Changes in site architecture and Search Engine Algorithms had a decimating effect on our client’s rankings for its over 600 store locations.
Search Engines can’t fill out a store locator box. Google-bot can’t type a zip code. So even though users can easily use these kind of interfaces to find their nearest store location, a search engine can not do that.
As a result, a directory of store locations had to be developed as a path that Search Engines can use to find the store pages. This was effective until one day in May. The directory structure could only be accessed from one link on the site, deep in the site map page. When the Google May Day update hit, the directory structure had all of the store locations 4 clicks away from the home page. Ever since the May Day update you really need to try to have your content within 2 clicks of your Home Page.
The client also had a couple of different websites, which also used the same exact store location pages just with different URLs. This is duplicate content in the eyes of Search Engines. Chances are a Search Engine will usually only rank one of the duplicate content URLs, and it may not be the URL that you prefer to rank.

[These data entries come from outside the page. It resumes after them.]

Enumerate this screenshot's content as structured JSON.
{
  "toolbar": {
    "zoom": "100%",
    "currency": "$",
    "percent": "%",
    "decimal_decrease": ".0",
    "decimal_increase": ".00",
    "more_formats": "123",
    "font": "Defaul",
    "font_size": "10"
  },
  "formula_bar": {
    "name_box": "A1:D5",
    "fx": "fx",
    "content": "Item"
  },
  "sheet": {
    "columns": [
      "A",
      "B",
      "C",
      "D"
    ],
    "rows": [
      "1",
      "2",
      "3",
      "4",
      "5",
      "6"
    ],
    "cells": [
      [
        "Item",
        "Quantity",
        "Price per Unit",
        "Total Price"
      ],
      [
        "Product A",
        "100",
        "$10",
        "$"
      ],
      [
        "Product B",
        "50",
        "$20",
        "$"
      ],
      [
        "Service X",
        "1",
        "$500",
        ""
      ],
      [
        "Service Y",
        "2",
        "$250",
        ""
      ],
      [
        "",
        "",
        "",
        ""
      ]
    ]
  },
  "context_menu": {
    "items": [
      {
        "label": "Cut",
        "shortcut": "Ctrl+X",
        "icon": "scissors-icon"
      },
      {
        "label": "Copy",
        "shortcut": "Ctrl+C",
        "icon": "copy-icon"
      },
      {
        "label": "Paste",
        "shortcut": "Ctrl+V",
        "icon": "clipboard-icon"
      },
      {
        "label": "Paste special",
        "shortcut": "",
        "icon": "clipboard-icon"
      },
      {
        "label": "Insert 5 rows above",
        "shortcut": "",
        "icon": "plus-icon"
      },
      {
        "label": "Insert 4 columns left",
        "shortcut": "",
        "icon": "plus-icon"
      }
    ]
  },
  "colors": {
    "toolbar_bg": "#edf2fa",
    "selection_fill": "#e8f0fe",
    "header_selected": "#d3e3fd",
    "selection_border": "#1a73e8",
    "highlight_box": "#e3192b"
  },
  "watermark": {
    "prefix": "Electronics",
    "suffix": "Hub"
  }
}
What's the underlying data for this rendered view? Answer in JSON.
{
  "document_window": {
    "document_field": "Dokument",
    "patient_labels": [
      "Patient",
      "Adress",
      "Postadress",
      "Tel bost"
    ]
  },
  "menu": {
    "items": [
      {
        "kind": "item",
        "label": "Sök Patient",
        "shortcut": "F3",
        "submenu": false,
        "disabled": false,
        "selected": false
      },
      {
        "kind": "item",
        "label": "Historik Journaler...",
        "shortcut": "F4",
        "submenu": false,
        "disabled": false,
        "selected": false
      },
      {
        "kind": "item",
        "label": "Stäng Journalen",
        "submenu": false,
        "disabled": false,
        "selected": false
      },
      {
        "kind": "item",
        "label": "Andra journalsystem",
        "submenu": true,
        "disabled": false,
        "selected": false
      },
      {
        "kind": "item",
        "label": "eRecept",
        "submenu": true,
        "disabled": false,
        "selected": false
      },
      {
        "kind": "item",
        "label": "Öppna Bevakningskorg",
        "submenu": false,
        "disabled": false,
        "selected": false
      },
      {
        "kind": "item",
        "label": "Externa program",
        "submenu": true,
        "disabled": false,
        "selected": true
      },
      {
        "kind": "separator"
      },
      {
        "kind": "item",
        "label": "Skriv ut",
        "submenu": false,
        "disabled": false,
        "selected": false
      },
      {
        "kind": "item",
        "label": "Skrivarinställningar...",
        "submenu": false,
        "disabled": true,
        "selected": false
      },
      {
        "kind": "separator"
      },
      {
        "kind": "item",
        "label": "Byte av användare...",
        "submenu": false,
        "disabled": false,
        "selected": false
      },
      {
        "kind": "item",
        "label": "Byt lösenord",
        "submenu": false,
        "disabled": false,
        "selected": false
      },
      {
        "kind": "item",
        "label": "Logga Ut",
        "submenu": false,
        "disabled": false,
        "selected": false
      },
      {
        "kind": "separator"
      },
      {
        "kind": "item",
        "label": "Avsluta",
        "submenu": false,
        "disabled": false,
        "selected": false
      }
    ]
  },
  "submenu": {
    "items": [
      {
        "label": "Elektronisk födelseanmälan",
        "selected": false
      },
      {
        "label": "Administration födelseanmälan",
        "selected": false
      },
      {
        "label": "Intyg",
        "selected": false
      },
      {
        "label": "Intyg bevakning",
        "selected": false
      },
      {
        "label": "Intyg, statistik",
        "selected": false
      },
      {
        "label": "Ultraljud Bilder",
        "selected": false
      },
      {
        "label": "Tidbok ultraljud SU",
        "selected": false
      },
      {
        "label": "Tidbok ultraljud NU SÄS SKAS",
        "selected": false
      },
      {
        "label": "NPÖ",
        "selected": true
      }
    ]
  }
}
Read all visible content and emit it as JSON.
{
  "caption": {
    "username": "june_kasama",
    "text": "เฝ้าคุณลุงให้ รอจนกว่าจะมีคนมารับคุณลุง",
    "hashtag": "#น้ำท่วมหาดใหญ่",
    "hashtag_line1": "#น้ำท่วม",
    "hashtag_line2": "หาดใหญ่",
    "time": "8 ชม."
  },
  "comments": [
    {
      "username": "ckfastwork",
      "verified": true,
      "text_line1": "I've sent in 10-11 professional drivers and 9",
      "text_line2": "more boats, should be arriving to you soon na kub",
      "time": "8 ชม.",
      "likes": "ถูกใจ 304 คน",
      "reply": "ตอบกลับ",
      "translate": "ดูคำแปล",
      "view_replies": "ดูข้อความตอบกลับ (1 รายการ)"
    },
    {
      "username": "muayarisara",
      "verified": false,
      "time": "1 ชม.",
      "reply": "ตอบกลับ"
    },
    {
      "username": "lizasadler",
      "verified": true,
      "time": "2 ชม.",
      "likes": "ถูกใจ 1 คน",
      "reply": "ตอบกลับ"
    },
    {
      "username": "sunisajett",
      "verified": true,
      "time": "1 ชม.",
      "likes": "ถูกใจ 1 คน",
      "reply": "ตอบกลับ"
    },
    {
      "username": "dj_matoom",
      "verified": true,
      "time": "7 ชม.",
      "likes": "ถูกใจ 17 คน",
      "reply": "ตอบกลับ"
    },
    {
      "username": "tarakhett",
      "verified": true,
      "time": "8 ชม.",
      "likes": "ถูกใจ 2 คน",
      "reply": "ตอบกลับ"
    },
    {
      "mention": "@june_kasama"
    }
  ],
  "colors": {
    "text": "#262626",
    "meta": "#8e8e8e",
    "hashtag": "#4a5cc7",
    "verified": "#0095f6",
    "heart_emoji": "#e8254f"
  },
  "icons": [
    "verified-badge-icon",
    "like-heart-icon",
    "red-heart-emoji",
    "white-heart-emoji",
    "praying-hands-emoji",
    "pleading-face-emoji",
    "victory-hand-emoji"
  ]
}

Search Mojo cleaned up the directory structure of the store locations and convinced the client to add a footer link to all pages of the website to that directory structure. This had a significant impact on improving many keyword rankings. It led to the store pages at least getting found and indexed by Google, which wasn’t happening with the directory structure being buried deep within the site, far from the Home page.
Canonical tags which refer search engines to rank the pages that you want ranking rather than their duplicate content counter points on other URLs were implemented to avoid issues of duplicate content.
Rankings bounced back for the store location pages. We went from 10% of them having top ten search rankings on Google to about 70% of them having top ten rankings on Google. Many other pages are very close to becoming top 10 ranked pages.
Rich Snippets have the potential to give search engines the ability to associate your page with a location, which can be a big deal. When search engines can personalize search results based on the searchers location (especially on mobile devices enabled with GPS) these store pages can lead to increased store visits and sales.